TransCanada Corp. launched more than a month's worth of open houses across the country in Winnipeg on Tuesday as its begins promoting its $12-billion Energy East Pipeline proposal.
And that bell you hear ringing is the signal for the next round in the fight the Calgary pipeline company will have with environmentalists who oppose fossil-fuel pipelines on safety and environmental grounds.
The proposed Energy East Pipeline project would convert about 3,000 kilometres of TransCanada's underutilized mainline natural gas pipeline to crude-oil service and build about 1,400 kilometres of new pipeline in Alberta, Quebec and New Brunswick.
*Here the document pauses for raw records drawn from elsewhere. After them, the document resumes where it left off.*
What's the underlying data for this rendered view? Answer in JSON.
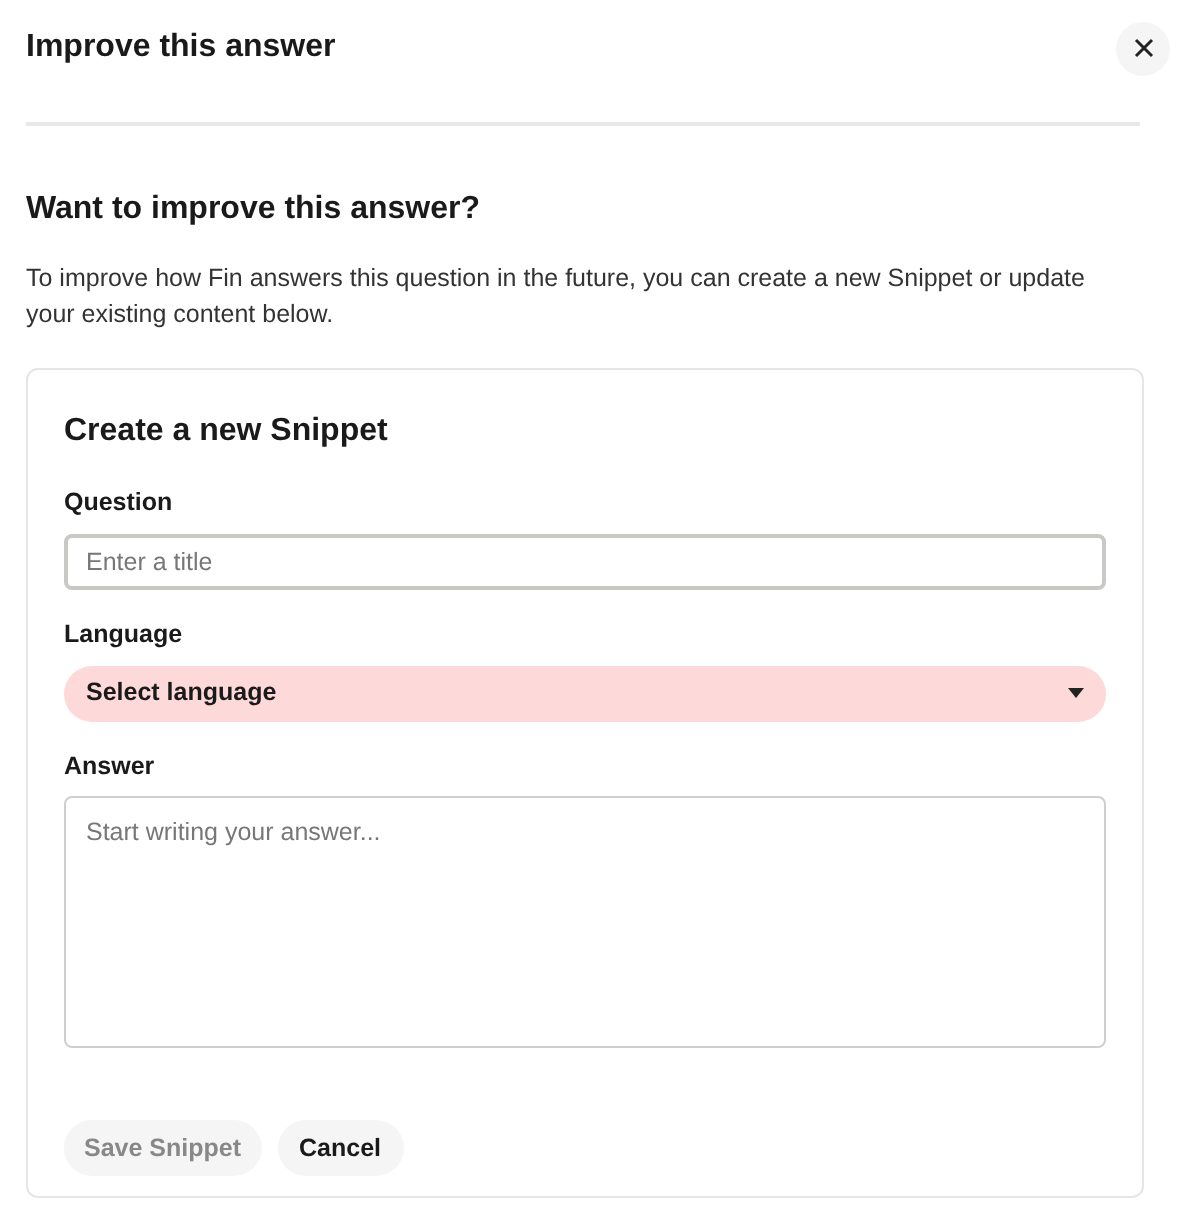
{
  "window": {
    "title": "Improve this answer"
  },
  "intro": {
    "heading": "Want to improve this answer?",
    "text": "To improve how Fin answers this question in the future, you can create a new Snippet or update your existing content below."
  },
  "form": {
    "title": "Create a new Snippet",
    "fields": [
      {
        "kind": "text",
        "label": "Question",
        "placeholder": "Enter a title"
      },
      {
        "kind": "select",
        "label": "Language",
        "value": "Select language",
        "invalid": true
      },
      {
        "kind": "textarea",
        "label": "Answer",
        "placeholder": "Start writing your answer..."
      }
    ],
    "buttons": [
      {
        "label": "Save Snippet",
        "disabled": true
      },
      {
        "label": "Cancel",
        "disabled": false
      }
    ]
  }
}
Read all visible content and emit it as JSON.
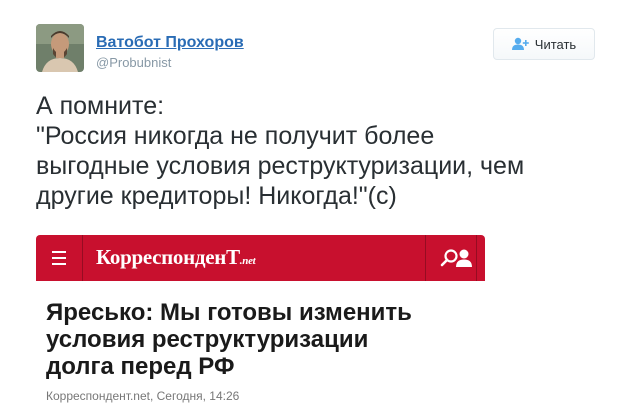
{
  "tweet": {
    "author_name": "Ватобот Прохоров",
    "author_handle": "@Probubnist",
    "follow_label": "Читать",
    "text": "А помните:\n\"Россия никогда не получит более\nвыгодные условия реструктуризации, чем\nдругие кредиторы! Никогда!\"(с)"
  },
  "card": {
    "logo_main": "КорреспонденТ",
    "logo_domain": ".net",
    "headline": "Яресько: Мы готовы изменить\nусловия реструктуризации\nдолга перед РФ",
    "meta": "Корреспондент.net, Сегодня, 14:26",
    "header_color": "#c8102e"
  },
  "icons": {
    "follow": "add-user-icon",
    "menu": "hamburger-icon",
    "search": "search-icon",
    "profile": "user-icon"
  }
}
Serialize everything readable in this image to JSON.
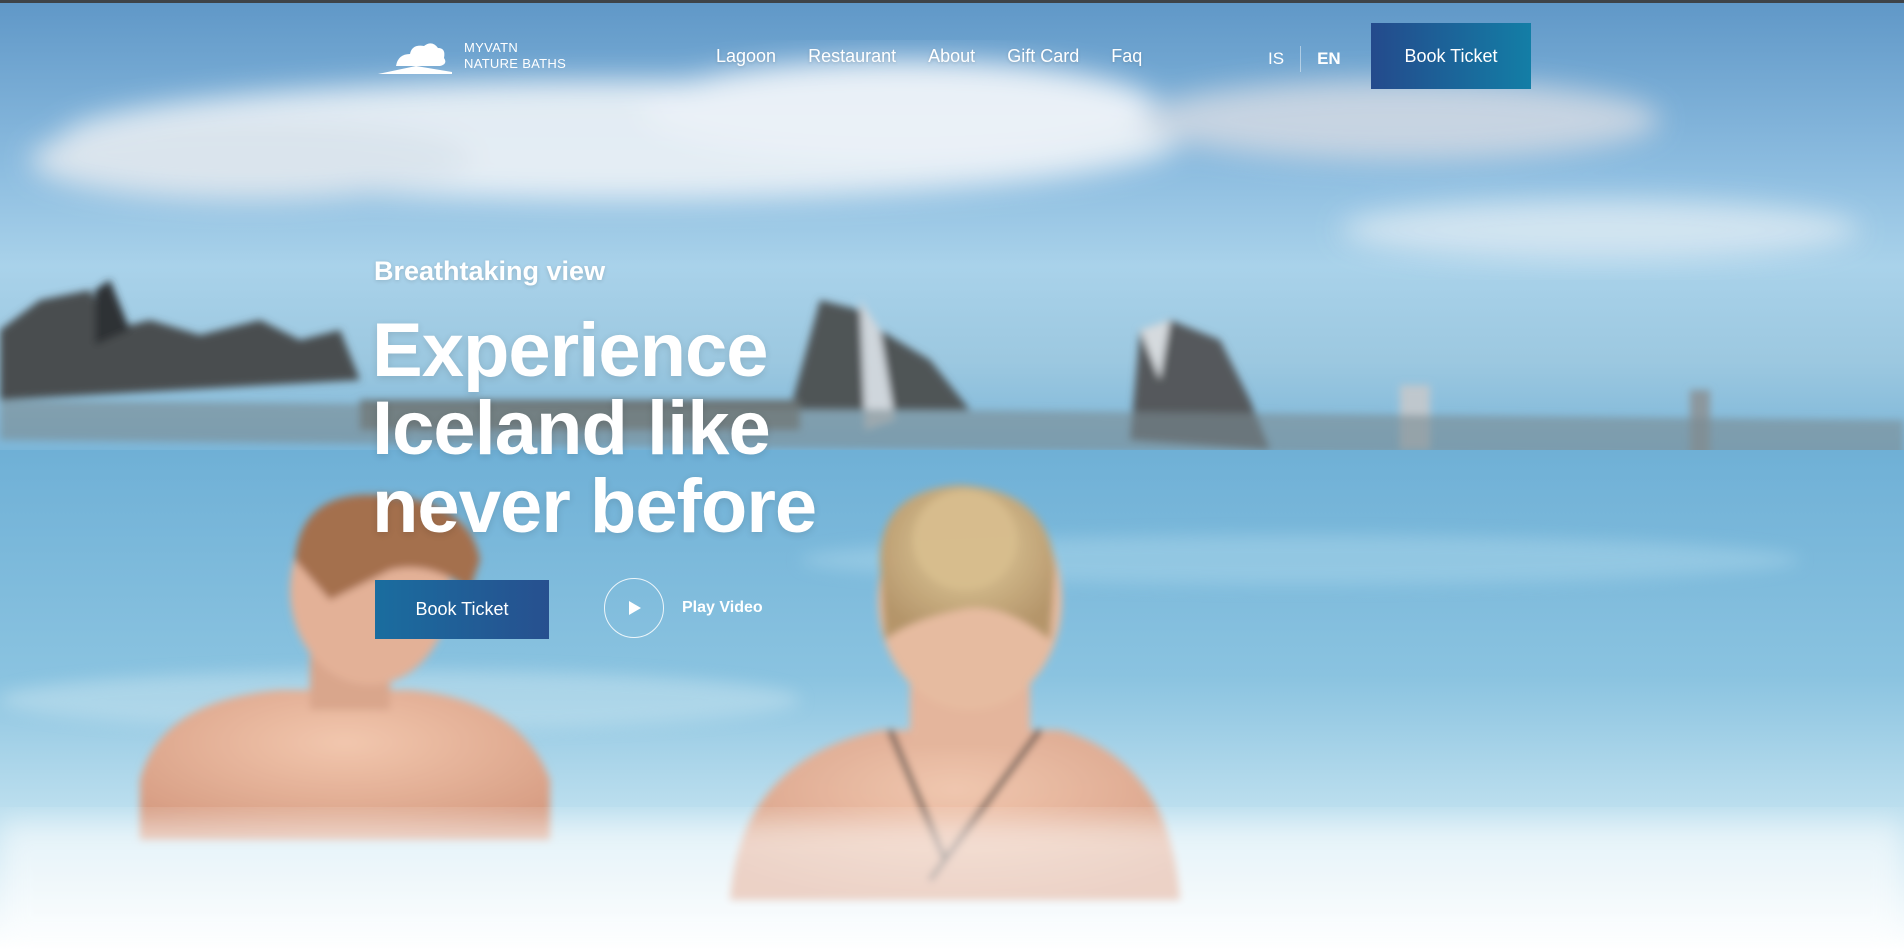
{
  "logo": {
    "line1": "MYVATN",
    "line2": "NATURE BATHS"
  },
  "nav": {
    "items": [
      {
        "label": "Lagoon"
      },
      {
        "label": "Restaurant"
      },
      {
        "label": "About"
      },
      {
        "label": "Gift Card"
      },
      {
        "label": "Faq"
      }
    ]
  },
  "languages": {
    "options": [
      "IS",
      "EN"
    ],
    "selected": "EN"
  },
  "header": {
    "book_label": "Book Ticket"
  },
  "hero": {
    "eyebrow": "Breathtaking view",
    "headline_lines": [
      "Experience",
      "Iceland like",
      "never before"
    ],
    "book_label": "Book Ticket",
    "play_label": "Play Video"
  },
  "colors": {
    "button_gradient_start": "#244a8c",
    "button_gradient_end": "#137ea6",
    "text": "#ffffff"
  }
}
'In Canada, we are sitting on the third-largest reserve of oil in the world and we are not using it out east'
A look at the estimated economic impact of the proposed Energy East Pipeline:
$10 billion -- additional GDP to the Canadian economy during six-year development and construction phase
$25.3 billion -- economic impact in Canada during 40-year operations phase.
$361 million -- impact in Manitoba during development and construction
$1.5 billion -- impact in Manitoba during 40-year operation
10,071 -- total direct jobs created through development and construction phase (including 447 in Manitoba)
1,087 -- total jobs created during 40-year operations (including 70 in Manitoba)
$3 billion -- total government tax revenues for development and construction phase (including $111 million in Manitoba)
$7.2 billion -- total tax revenue through operations phase (including $505 million in Manitoba)
Source: Deloitte and Touche
The company filed a 140-page project description with the National Energy Board earlier this month and intends to file a formal application sometime this summer.
TransCanada already conducted some public consultations after it formally announced the project last August and intends to continue holding extensive public meetings as the project application moves ahead.
TransCanada spokesman Phillipe Cannon said the company's mainline is a series of pipelines running alongside each other.
The process of converting some underutilized capacity of the mainline from gas service to oil service requires building pumping stations along the route, including about seven in Manitoba, according to the preliminary maps of the route. Cannon could not say how much excavation might be required along the way.
The company's stated rationale for the new pipeline, which would be the longest oil pipeline in North America, is to establish greater energy security in Eastern Canada. TransCanada's controversial proposed Keystone XL pipeline into the U.S. would be 1,897 kilometres long.
Cannon said TransCanada has contracts in place with three eastern Canadian refineries for 900,000 barrels a day.
"Refineries value having a diversity of supply and typically acquire products they need from more than one source and pipeline," Cannon said. "The gas that people put in their cars in Quebec and Eastern Canada comes from Venezuela, Saudi Arabia, Nigeria, Libya. In Canada, we are sitting on the third-largest reserve of oil in the world and we are not using it out east."
But environmental and public-interest groups who oppose the pipeline said in a seven-page report that came out Tuesday, called An Export Pipeline, NOT for Domestic Gain, those refineries are already fully supplied. They say the oil that would be moved via the proposed Energy East Pipeline would be shipped unrefined to places such as India, Europe and possibly the United States.
Andrea Harden-Donahue, an energy and climate activist with the Council of Canadians, one of the authors of the report, said, "TransCanada has not provided its own numbers to dispute our findings. How much do they expect to export? That is a question they should answer. We don't feel it is acceptable that they should be vague when these are questions of social interest. If they want social licence to move forward with this project, we need actual numbers."
But Cannon said TransCanada already has strong stakeholder and public support as well as strong market demand from two Quebec refineries and one in New Brunswick.
"Energy East will tie directly into those three refineries," Cannon said. "It is surprising to read that they (the Council of Canadians and other authors of the report) say it will be exported as crude."
The massive project would move crude oil from the Alberta oilsands and from the Bakken Basin in Saskatchewan and Manitoba to refineries, further establishing the infrastructure to support the multibillion-dollar oil-production industry in Canada.
Harden-Donahue said despite the fact much of the pipeline is already in place, it is of much greater concern for those near it that it will move oil -- particularly hazardous diluted bitumen from the Alberta oilsands -- rather than the compressed natural gas for which it was originally built.
TransCanada open houses will continue in Brandon on Wednesday, Moosamin, Sask., on Thursday and then Dryden and Nipigon, Ont., and Regina next week.